“A writer — and, I believe, generally all persons — must think that whatever happens to him or her is a resource. All things have been given to us for a purpose, and an artist must feel this more intensely. All that happens to us, including our humiliations, our misfortunes, our embarrassments, all is given to us as raw material, as clay, so that we may shape our art.”

Jorge Luis Borges has put my thoughts precisely in the best way possible. The way I look at my life experiences — any experience that evokes strong emotional reaction — is like raw material that I can use to develop my art.

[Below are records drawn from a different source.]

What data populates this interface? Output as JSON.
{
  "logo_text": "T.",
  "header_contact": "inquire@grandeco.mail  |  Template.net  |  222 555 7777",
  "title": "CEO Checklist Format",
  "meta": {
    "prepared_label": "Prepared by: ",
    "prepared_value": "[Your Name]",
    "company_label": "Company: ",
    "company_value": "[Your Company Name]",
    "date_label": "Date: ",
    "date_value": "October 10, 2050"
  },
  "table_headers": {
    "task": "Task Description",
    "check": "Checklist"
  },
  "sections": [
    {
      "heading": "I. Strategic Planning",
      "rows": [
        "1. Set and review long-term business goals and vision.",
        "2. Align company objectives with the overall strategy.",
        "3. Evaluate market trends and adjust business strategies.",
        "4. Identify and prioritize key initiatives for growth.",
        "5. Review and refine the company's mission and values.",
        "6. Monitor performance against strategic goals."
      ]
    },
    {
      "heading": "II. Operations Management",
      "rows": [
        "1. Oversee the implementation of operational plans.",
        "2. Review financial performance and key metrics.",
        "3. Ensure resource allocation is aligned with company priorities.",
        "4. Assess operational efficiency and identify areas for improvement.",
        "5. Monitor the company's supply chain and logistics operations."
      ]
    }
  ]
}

I have no art to show as of now. I blog and I make content, but they’re merely expansions of my experiences; ways for me to process what I’ve experienced, but nothing that would be classified as art.

The powerful thing about thinking of experiences as art materials such is that it gives me a sense of purpose when I see none. I may feel like I have sunk to the bottom of the pit, with no way out — but if I just think beyond that moment, I will realize that when I get through it, I would have garnered juicy passage that no one else has.

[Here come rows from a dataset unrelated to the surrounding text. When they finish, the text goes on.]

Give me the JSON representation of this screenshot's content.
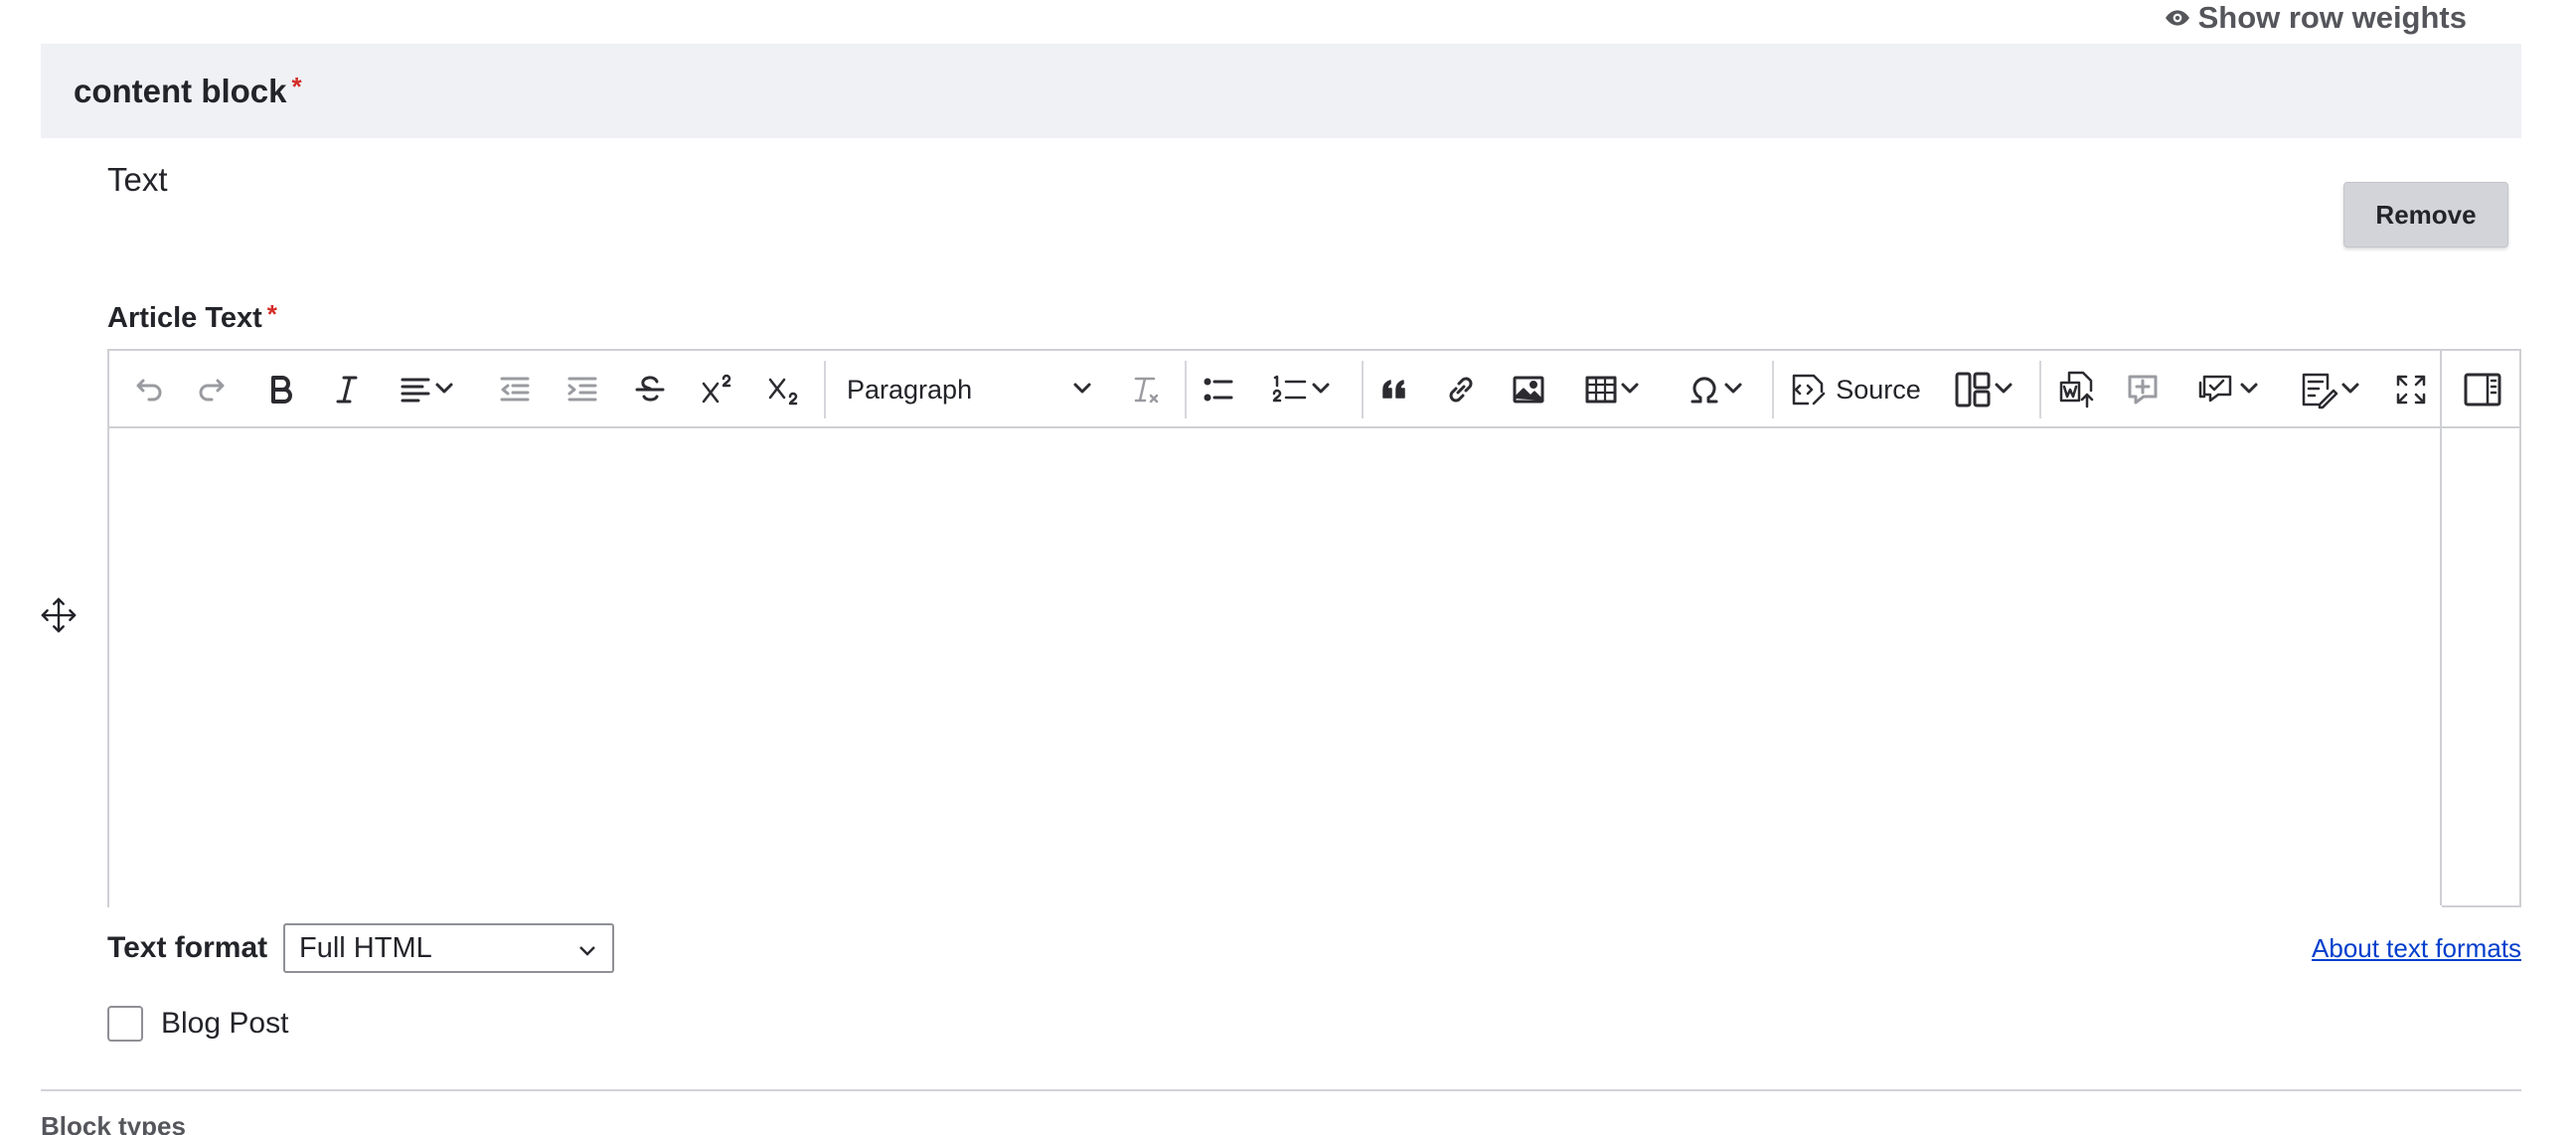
{
  "header_actions": {
    "show_row_weights": "Show row weights"
  },
  "block": {
    "title": "content block",
    "required_marker": "*",
    "type_label": "Text",
    "remove_label": "Remove"
  },
  "field": {
    "label": "Article Text",
    "required_marker": "*"
  },
  "toolbar": {
    "heading_select": "Paragraph",
    "source_label": "Source",
    "icons": [
      "undo-icon",
      "redo-icon",
      "bold-icon",
      "italic-icon",
      "align-icon",
      "outdent-icon",
      "indent-icon",
      "strikethrough-icon",
      "superscript-icon",
      "subscript-icon",
      "remove-format-icon",
      "bulleted-list-icon",
      "numbered-list-icon",
      "blockquote-icon",
      "link-icon",
      "image-icon",
      "table-icon",
      "special-characters-icon",
      "source-icon",
      "layout-icon",
      "import-word-icon",
      "add-comment-icon",
      "comments-icon",
      "track-changes-icon",
      "fullscreen-icon",
      "sidebar-toggle-icon"
    ]
  },
  "text_format": {
    "label": "Text format",
    "selected": "Full HTML",
    "about_link": "About text formats"
  },
  "checkbox": {
    "label": "Blog Post",
    "checked": false
  },
  "next_section": {
    "title": "Block types"
  }
}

I don’t think there’s a greater form of true self-expression than the art that you create. It abides by no rules, it listens to no one. Its intent is purely the act of creating itself, to enlighten no one but the artist herself. This art can come in different forms, but I think it’s undeniable when you spot it. The art speaks for the person behind it. There’s no need to justify it or to make it useful. The art just is.

1 Comment

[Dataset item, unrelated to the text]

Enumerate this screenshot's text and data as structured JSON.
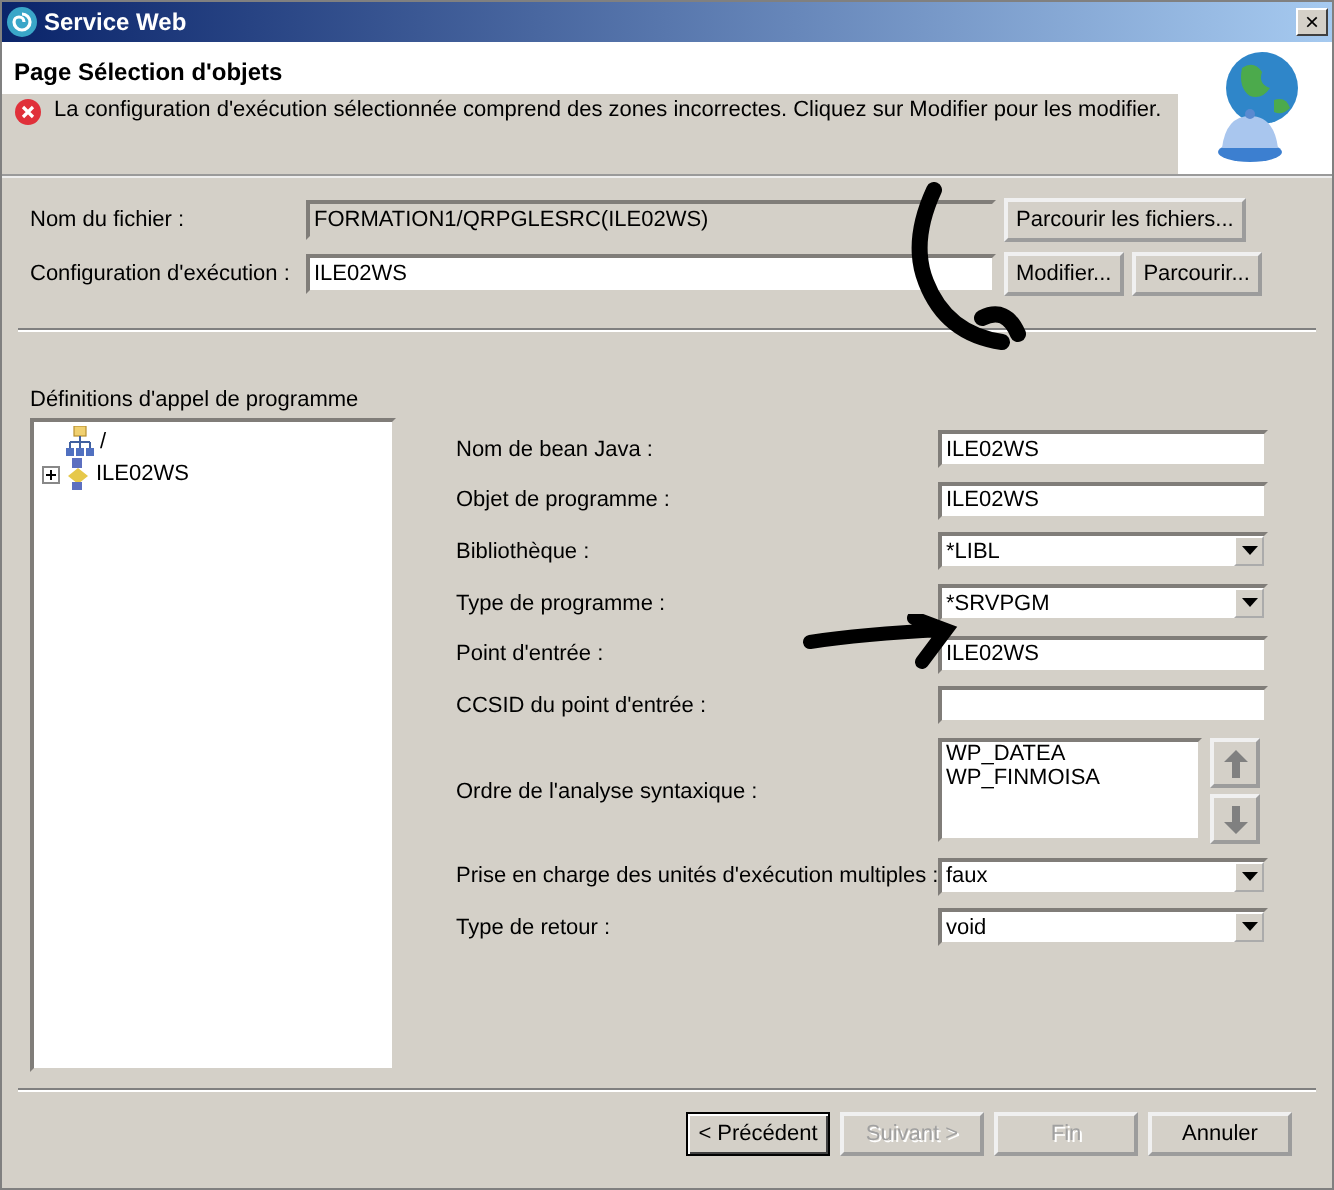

  1. Very well written, is writing a form of art? If so, you are pretty good at it, then again not an art critic nor a writer. Still a good read.👍